Everything in the entries below must be output exactly, apart from the pictures.
═══ THE RECORDS ═══
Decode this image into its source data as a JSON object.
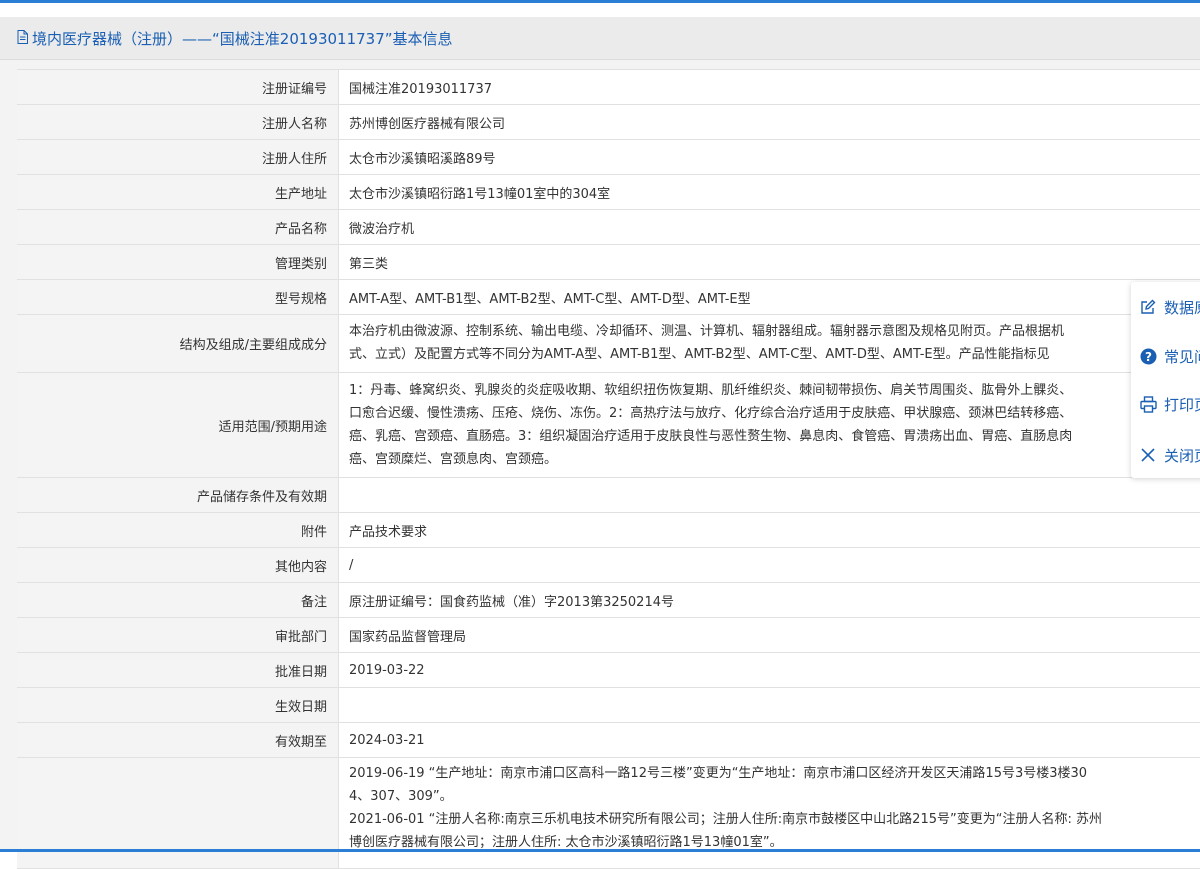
{
  "header": {
    "title": "境内医疗器械（注册）——“国械注准20193011737”基本信息"
  },
  "rows": [
    {
      "label": "注册证编号",
      "value": "国械注准20193011737"
    },
    {
      "label": "注册人名称",
      "value": "苏州博创医疗器械有限公司"
    },
    {
      "label": "注册人住所",
      "value": "太仓市沙溪镇昭溪路89号"
    },
    {
      "label": "生产地址",
      "value": "太仓市沙溪镇昭衍路1号13幢01室中的304室"
    },
    {
      "label": "产品名称",
      "value": "微波治疗机"
    },
    {
      "label": "管理类别",
      "value": "第三类"
    },
    {
      "label": "型号规格",
      "value": "AMT-A型、AMT-B1型、AMT-B2型、AMT-C型、AMT-D型、AMT-E型"
    },
    {
      "label": "结构及组成/主要组成成分",
      "lines": [
        "本治疗机由微波源、控制系统、输出电缆、冷却循环、测温、计算机、辐射器组成。辐射器示意图及规格见附页。产品根据机",
        "式、立式）及配置方式等不同分为AMT-A型、AMT-B1型、AMT-B2型、AMT-C型、AMT-D型、AMT-E型。产品性能指标见"
      ]
    },
    {
      "label": "适用范围/预期用途",
      "lines": [
        "1：丹毒、蜂窝织炎、乳腺炎的炎症吸收期、软组织扭伤恢复期、肌纤维织炎、棘间韧带损伤、肩关节周围炎、肱骨外上髁炎、",
        "口愈合迟缓、慢性溃疡、压疮、烧伤、冻伤。2：高热疗法与放疗、化疗综合治疗适用于皮肤癌、甲状腺癌、颈淋巴结转移癌、",
        "癌、乳癌、宫颈癌、直肠癌。3：组织凝固治疗适用于皮肤良性与恶性赘生物、鼻息肉、食管癌、胃溃疡出血、胃癌、直肠息肉",
        "癌、宫颈糜烂、宫颈息肉、宫颈癌。"
      ]
    },
    {
      "label": "产品储存条件及有效期",
      "value": ""
    },
    {
      "label": "附件",
      "value": "产品技术要求"
    },
    {
      "label": "其他内容",
      "value": "/"
    },
    {
      "label": "备注",
      "value": "原注册证编号：国食药监械（准）字2013第3250214号"
    },
    {
      "label": "审批部门",
      "value": "国家药品监督管理局"
    },
    {
      "label": "批准日期",
      "value": "2019-03-22"
    },
    {
      "label": "生效日期",
      "value": ""
    },
    {
      "label": "有效期至",
      "value": "2024-03-21"
    },
    {
      "label": "",
      "lines": [
        "2019-06-19 “生产地址：南京市浦口区高科一路12号三楼”变更为“生产地址：南京市浦口区经济开发区天浦路15号3号楼3楼30",
        "4、307、309”。",
        "2021-06-01 “注册人名称:南京三乐机电技术研究所有限公司；注册人住所:南京市鼓楼区中山北路215号”变更为“注册人名称: 苏州",
        "博创医疗器械有限公司；注册人住所: 太仓市沙溪镇昭衍路1号13幢01室”。"
      ]
    }
  ],
  "floating_menu": {
    "items": [
      {
        "label": "数据原",
        "icon": "edit-icon"
      },
      {
        "label": "常见问",
        "icon": "help-icon"
      },
      {
        "label": "打印页",
        "icon": "print-icon"
      },
      {
        "label": "关闭页",
        "icon": "close-icon"
      }
    ]
  }
}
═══
RESPONSE TO THE EXERCISE:
Decode this image into its source data as a JSON object.
{
  "header": {
    "title": "境内医疗器械（注册）——“国械注准20193011737”基本信息"
  },
  "rows": [
    {
      "label": "注册证编号",
      "value": "国械注准20193011737"
    },
    {
      "label": "注册人名称",
      "value": "苏州博创医疗器械有限公司"
    },
    {
      "label": "注册人住所",
      "value": "太仓市沙溪镇昭溪路89号"
    },
    {
      "label": "生产地址",
      "value": "太仓市沙溪镇昭衍路1号13幢01室中的304室"
    },
    {
      "label": "产品名称",
      "value": "微波治疗机"
    },
    {
      "label": "管理类别",
      "value": "第三类"
    },
    {
      "label": "型号规格",
      "value": "AMT-A型、AMT-B1型、AMT-B2型、AMT-C型、AMT-D型、AMT-E型"
    },
    {
      "label": "结构及组成/主要组成成分",
      "lines": [
        "本治疗机由微波源、控制系统、输出电缆、冷却循环、测温、计算机、辐射器组成。辐射器示意图及规格见附页。产品根据机",
        "式、立式）及配置方式等不同分为AMT-A型、AMT-B1型、AMT-B2型、AMT-C型、AMT-D型、AMT-E型。产品性能指标见"
      ]
    },
    {
      "label": "适用范围/预期用途",
      "lines": [
        "1：丹毒、蜂窝织炎、乳腺炎的炎症吸收期、软组织扭伤恢复期、肌纤维织炎、棘间韧带损伤、肩关节周围炎、肱骨外上髁炎、",
        "口愈合迟缓、慢性溃疡、压疮、烧伤、冻伤。2：高热疗法与放疗、化疗综合治疗适用于皮肤癌、甲状腺癌、颈淋巴结转移癌、",
        "癌、乳癌、宫颈癌、直肠癌。3：组织凝固治疗适用于皮肤良性与恶性赘生物、鼻息肉、食管癌、胃溃疡出血、胃癌、直肠息肉",
        "癌、宫颈糜烂、宫颈息肉、宫颈癌。"
      ]
    },
    {
      "label": "产品储存条件及有效期",
      "value": ""
    },
    {
      "label": "附件",
      "value": "产品技术要求"
    },
    {
      "label": "其他内容",
      "value": "/"
    },
    {
      "label": "备注",
      "value": "原注册证编号：国食药监械（准）字2013第3250214号"
    },
    {
      "label": "审批部门",
      "value": "国家药品监督管理局"
    },
    {
      "label": "批准日期",
      "value": "2019-03-22"
    },
    {
      "label": "生效日期",
      "value": ""
    },
    {
      "label": "有效期至",
      "value": "2024-03-21"
    },
    {
      "label": "",
      "lines": [
        "2019-06-19 “生产地址：南京市浦口区高科一路12号三楼”变更为“生产地址：南京市浦口区经济开发区天浦路15号3号楼3楼30",
        "4、307、309”。",
        "2021-06-01 “注册人名称:南京三乐机电技术研究所有限公司；注册人住所:南京市鼓楼区中山北路215号”变更为“注册人名称: 苏州",
        "博创医疗器械有限公司；注册人住所: 太仓市沙溪镇昭衍路1号13幢01室”。"
      ]
    }
  ],
  "floating_menu": {
    "items": [
      {
        "label": "数据原",
        "icon": "edit-icon"
      },
      {
        "label": "常见问",
        "icon": "help-icon"
      },
      {
        "label": "打印页",
        "icon": "print-icon"
      },
      {
        "label": "关闭页",
        "icon": "close-icon"
      }
    ]
  }
}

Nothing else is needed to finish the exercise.